The Roar
The Roar


Haas pace set to reignite customer car debate

Are Romain Grosjean's outbursts genuine or exaggerated? (via Haas F1)
Roar Guru
25th March, 2018

Following a second season which was by no means a failure, if not slightly underwhelming, Haas proved that its pre-season form was no act as it confirmed its credentials as best of the rest in qualifying for the Australian Grand Prix.

If only the results were indicative…

That a calamitous botched pitstop induced double retirement cruelled its charge after its drivers were running in fourth and fifth place is an unfortunate postscript, though they shouldn’t be deterred from the hugely encouraging signs.

Aided by casualties and penalties to Mercedes and Red Bull, Kevin Magnussen and Romain Grosjean were fortuitous to line up on the third row of the grid, though their pace prior to the enforced exits indicate an early superiority to Renault, McLaren and Force India.

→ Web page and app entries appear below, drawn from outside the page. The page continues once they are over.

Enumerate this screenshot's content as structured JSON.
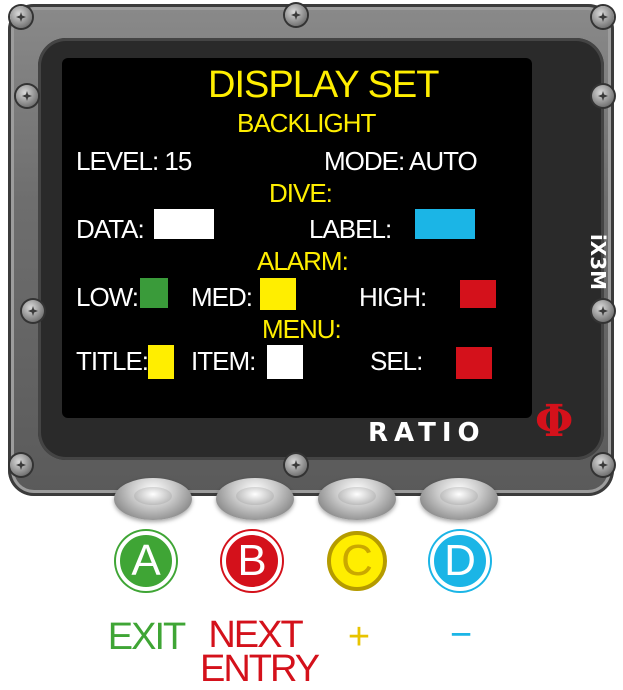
{
  "device": {
    "model": "iX3M",
    "brand": "RATIO",
    "brand_symbol": "Φ"
  },
  "screen": {
    "title": "DISPLAY SET",
    "backlight": {
      "heading": "BACKLIGHT",
      "level": "LEVEL: 15",
      "mode": "MODE: AUTO"
    },
    "dive": {
      "heading": "DIVE:",
      "data_label": "DATA:",
      "data_color": "#ffffff",
      "label_label": "LABEL:",
      "label_color": "#1bb5e6"
    },
    "alarm": {
      "heading": "ALARM:",
      "low_label": "LOW:",
      "low_color": "#3a9b3a",
      "med_label": "MED:",
      "med_color": "#ffee00",
      "high_label": "HIGH:",
      "high_color": "#d4111b"
    },
    "menu": {
      "heading": "MENU:",
      "title_label": "TITLE:",
      "title_color": "#ffee00",
      "item_label": "ITEM:",
      "item_color": "#ffffff",
      "sel_label": "SEL:",
      "sel_color": "#d4111b"
    }
  },
  "buttons": [
    {
      "letter": "A",
      "label": "EXIT",
      "color": "#3fa535"
    },
    {
      "letter": "B",
      "label": "NEXT\nENTRY",
      "color": "#d4111b"
    },
    {
      "letter": "C",
      "label": "+",
      "color": "#ffee00"
    },
    {
      "letter": "D",
      "label": "−",
      "color": "#1bb5e6"
    }
  ]
}
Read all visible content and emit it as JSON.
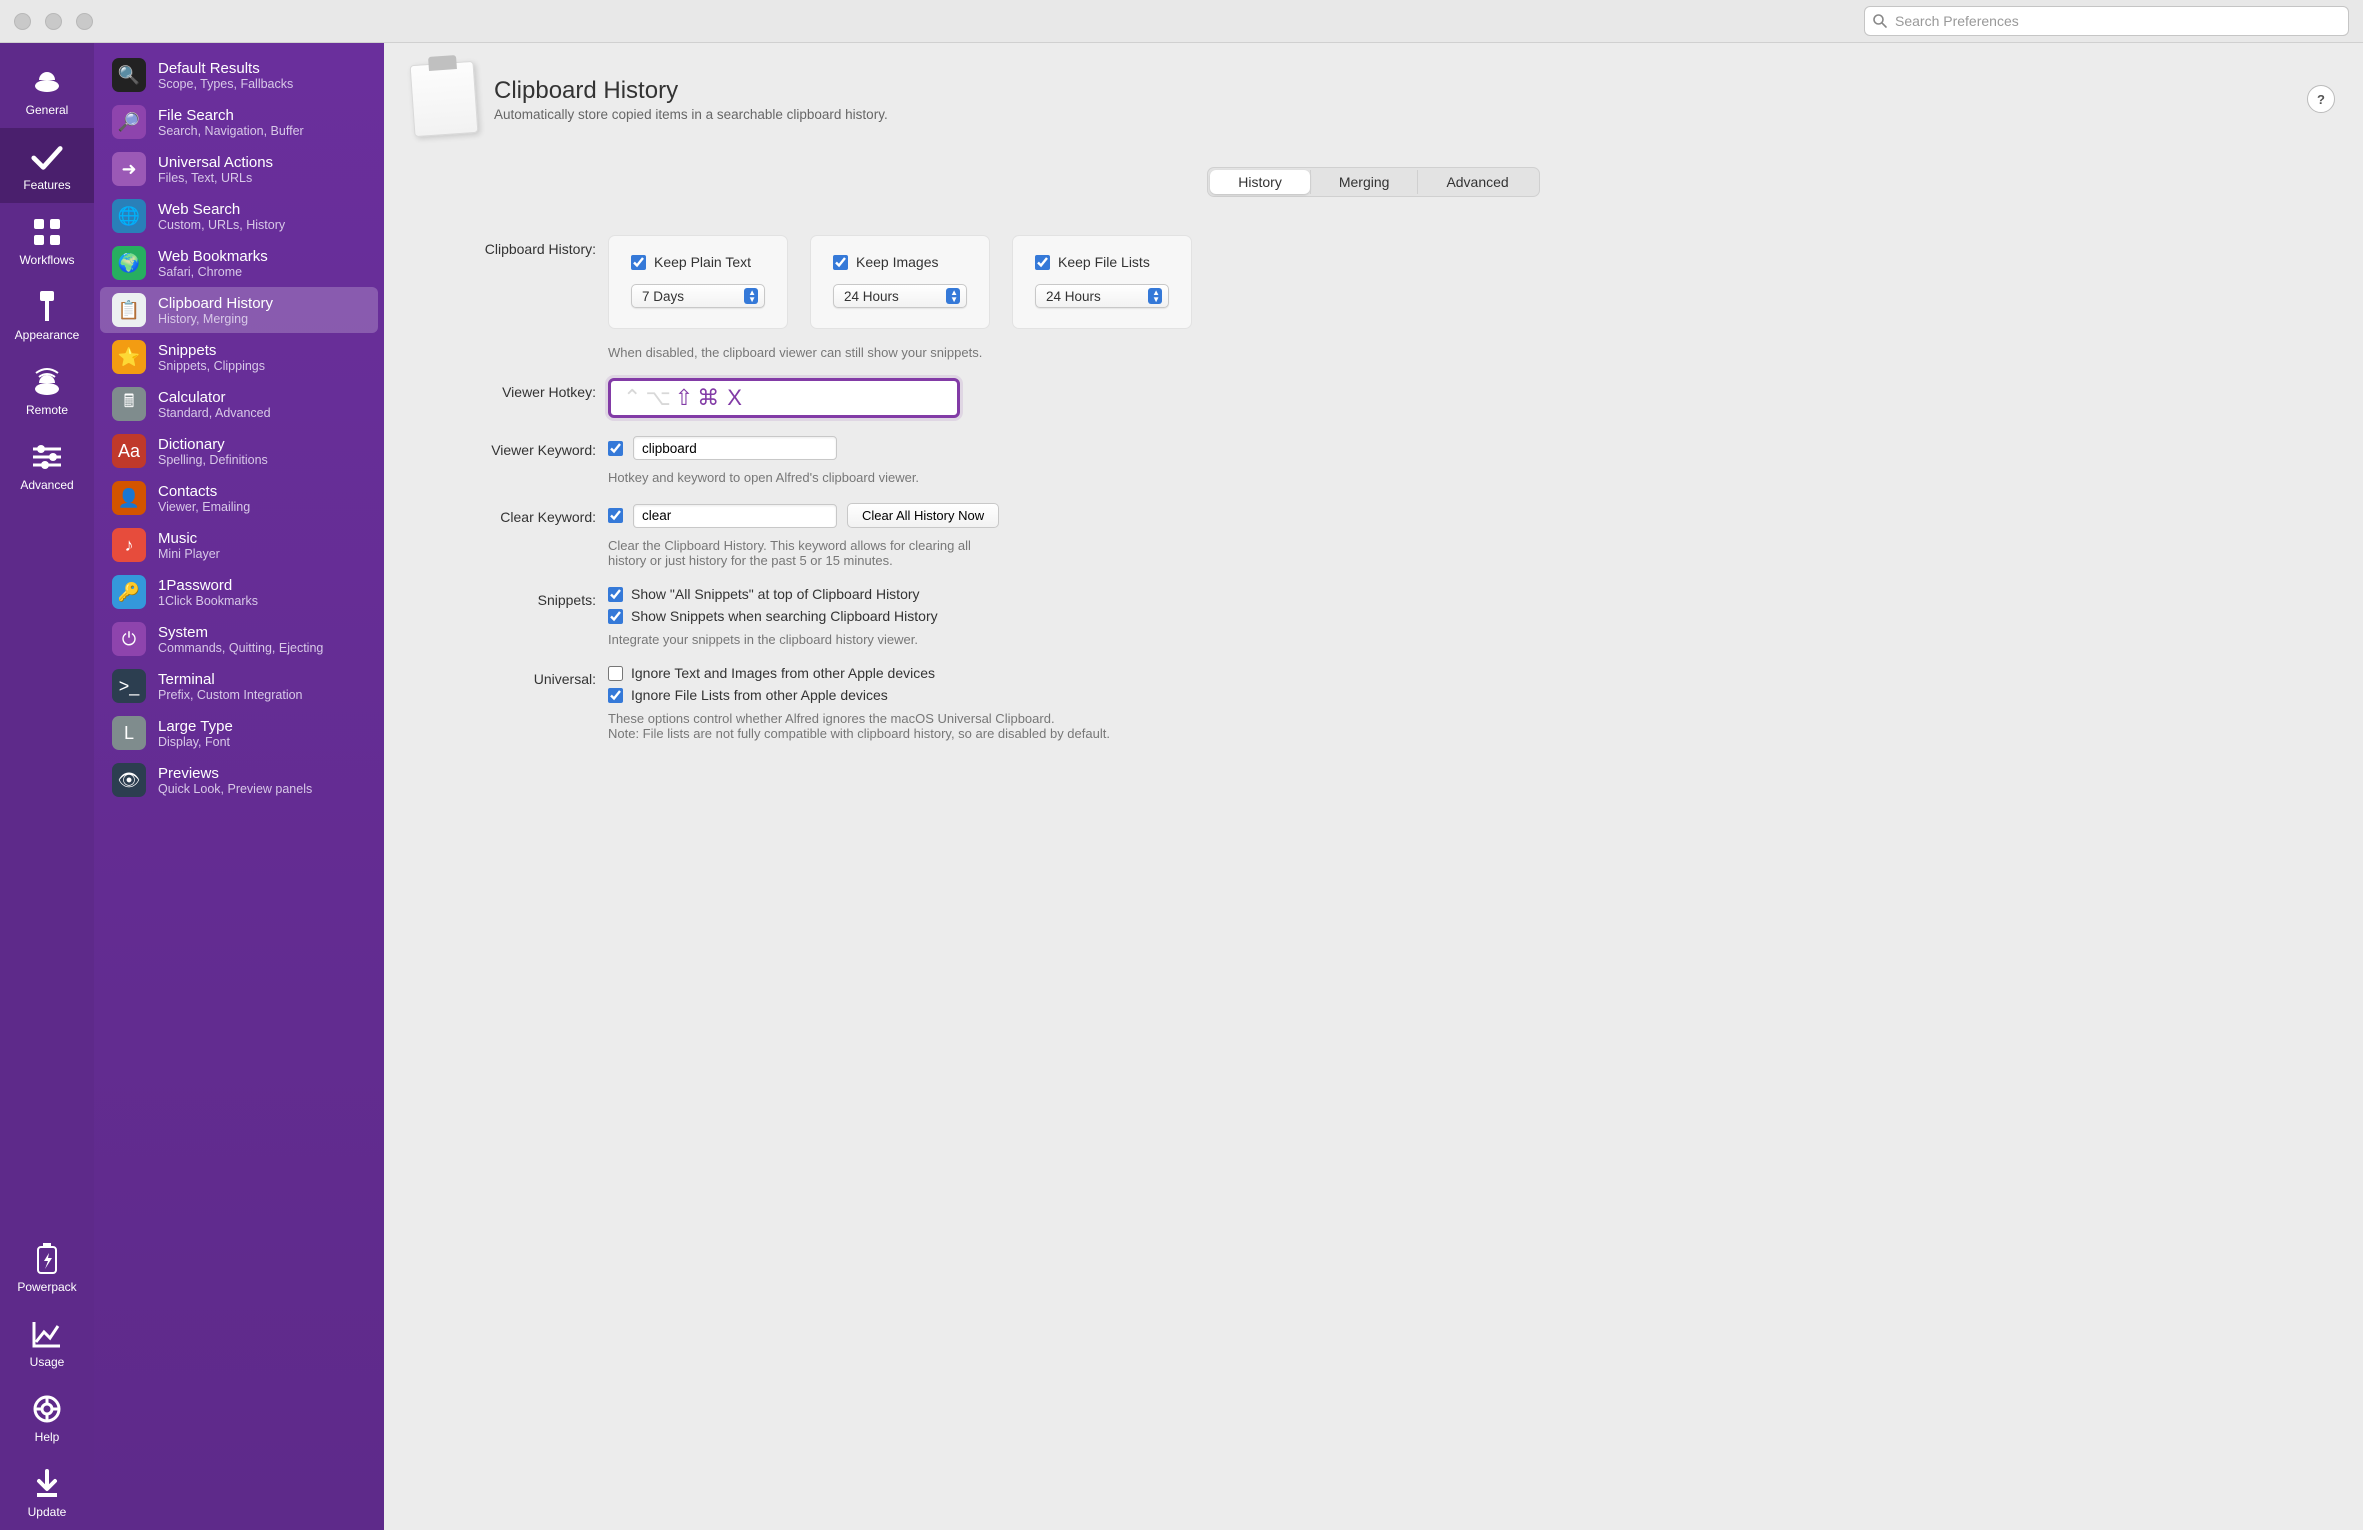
{
  "search_placeholder": "Search Preferences",
  "rail": [
    {
      "id": "general",
      "label": "General"
    },
    {
      "id": "features",
      "label": "Features"
    },
    {
      "id": "workflows",
      "label": "Workflows"
    },
    {
      "id": "appearance",
      "label": "Appearance"
    },
    {
      "id": "remote",
      "label": "Remote"
    },
    {
      "id": "advanced",
      "label": "Advanced"
    }
  ],
  "rail_bottom": [
    {
      "id": "powerpack",
      "label": "Powerpack"
    },
    {
      "id": "usage",
      "label": "Usage"
    },
    {
      "id": "help",
      "label": "Help"
    },
    {
      "id": "update",
      "label": "Update"
    }
  ],
  "features": [
    {
      "title": "Default Results",
      "sub": "Scope, Types, Fallbacks"
    },
    {
      "title": "File Search",
      "sub": "Search, Navigation, Buffer"
    },
    {
      "title": "Universal Actions",
      "sub": "Files, Text, URLs"
    },
    {
      "title": "Web Search",
      "sub": "Custom, URLs, History"
    },
    {
      "title": "Web Bookmarks",
      "sub": "Safari, Chrome"
    },
    {
      "title": "Clipboard History",
      "sub": "History, Merging"
    },
    {
      "title": "Snippets",
      "sub": "Snippets, Clippings"
    },
    {
      "title": "Calculator",
      "sub": "Standard, Advanced"
    },
    {
      "title": "Dictionary",
      "sub": "Spelling, Definitions"
    },
    {
      "title": "Contacts",
      "sub": "Viewer, Emailing"
    },
    {
      "title": "Music",
      "sub": "Mini Player"
    },
    {
      "title": "1Password",
      "sub": "1Click Bookmarks"
    },
    {
      "title": "System",
      "sub": "Commands, Quitting, Ejecting"
    },
    {
      "title": "Terminal",
      "sub": "Prefix, Custom Integration"
    },
    {
      "title": "Large Type",
      "sub": "Display, Font"
    },
    {
      "title": "Previews",
      "sub": "Quick Look, Preview panels"
    }
  ],
  "header": {
    "title": "Clipboard History",
    "subtitle": "Automatically store copied items in a searchable clipboard history."
  },
  "tabs": {
    "history": "History",
    "merging": "Merging",
    "advanced": "Advanced"
  },
  "labels": {
    "clipboard_history": "Clipboard History:",
    "viewer_hotkey": "Viewer Hotkey:",
    "viewer_keyword": "Viewer Keyword:",
    "clear_keyword": "Clear Keyword:",
    "snippets": "Snippets:",
    "universal": "Universal:"
  },
  "keep": {
    "plain_text": {
      "label": "Keep Plain Text",
      "value": "7 Days"
    },
    "images": {
      "label": "Keep Images",
      "value": "24 Hours"
    },
    "file_lists": {
      "label": "Keep File Lists",
      "value": "24 Hours"
    },
    "disabled_hint": "When disabled, the clipboard viewer can still show your snippets."
  },
  "hotkey": {
    "active": "⇧⌘ X",
    "inactive": "⌃ ⌥"
  },
  "viewer_keyword_value": "clipboard",
  "viewer_hint": "Hotkey and keyword to open Alfred's clipboard viewer.",
  "clear_keyword_value": "clear",
  "clear_button": "Clear All History Now",
  "clear_hint": "Clear the Clipboard History. This keyword allows for clearing all history or just history for the past 5 or 15 minutes.",
  "snippets_opts": {
    "all_top": "Show \"All Snippets\" at top of Clipboard History",
    "when_search": "Show Snippets when searching Clipboard History",
    "hint": "Integrate your snippets in the clipboard history viewer."
  },
  "universal_opts": {
    "ignore_text": "Ignore Text and Images from other Apple devices",
    "ignore_files": "Ignore File Lists from other Apple devices",
    "hint": "These options control whether Alfred ignores the macOS Universal Clipboard.\nNote: File lists are not fully compatible with clipboard history, so are disabled by default."
  }
}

Magnussen was effusive in his praise, remarking that he was “incredibly proud of the team for the job they’ve done over the winter.” With so little resources and people and budget, it’s an amazing job”, having displayed strong speed through testing at Barcelona. The Dane cautioned that “we need to keep it consistent and make sure we can get the performance… at every race.”

Considering Haas’ close technical affiliation with Ferrari, it will be fascinating to see whether the customer car debate is reignited pending its fortunes in coming races, with many having noted its strong chassis similarities since entering Formula One in 2016.

Fernando Alonso admitted his frustration at being outpaced on Saturday, the Spaniard claiming that Haas “have obviously a Ferrari replica of last year.” The reality is that many teams have adopted Ferrari’s design philosophy this season, though none more so than the Charlotte based outfit.

Grosjean cited that “it’s the same thing every time we’re fast”, the Frenchman adding that “it’s not true and it’s not nice for the people that work at Haas”, emphasising the need to “keep pushing”, rather than being content with its progress.

This is a shame, as the team has bucked the trend of new entrants making up the numbers, and it possesses two of the most underrated drivers on the grid, yet results will remain conspicuous in their prominence as long as the association remains.


Aside from provoking the argument over gaining an unfair advantage, there will come a time when Haas must stand on its own two feet and assume greater autonomy, with a logical start date occurring in 2021 in tandem with the sport’s next set of regulations.

There’s a case for the team to seek out a works partnership with a manufacturer which could be enticed to enter at that time if the regulations are attractive, and collaboration with an identity such as Ford, forming an all-American combination, would make sense on many levels.

The operation will have had five seasons to consolidate its base by this date, more than enough experience to take its output to the next level if it is serious about contending for victories and championships in the long-term.

In the meantime, while Melbourne represented a missed opportunity, a little more polish has the ability to see Haas lay claim to fourth in the constructors’ standings, and with it, the inevitable politicking, but that’s something that can be dealt with when it comes to pass.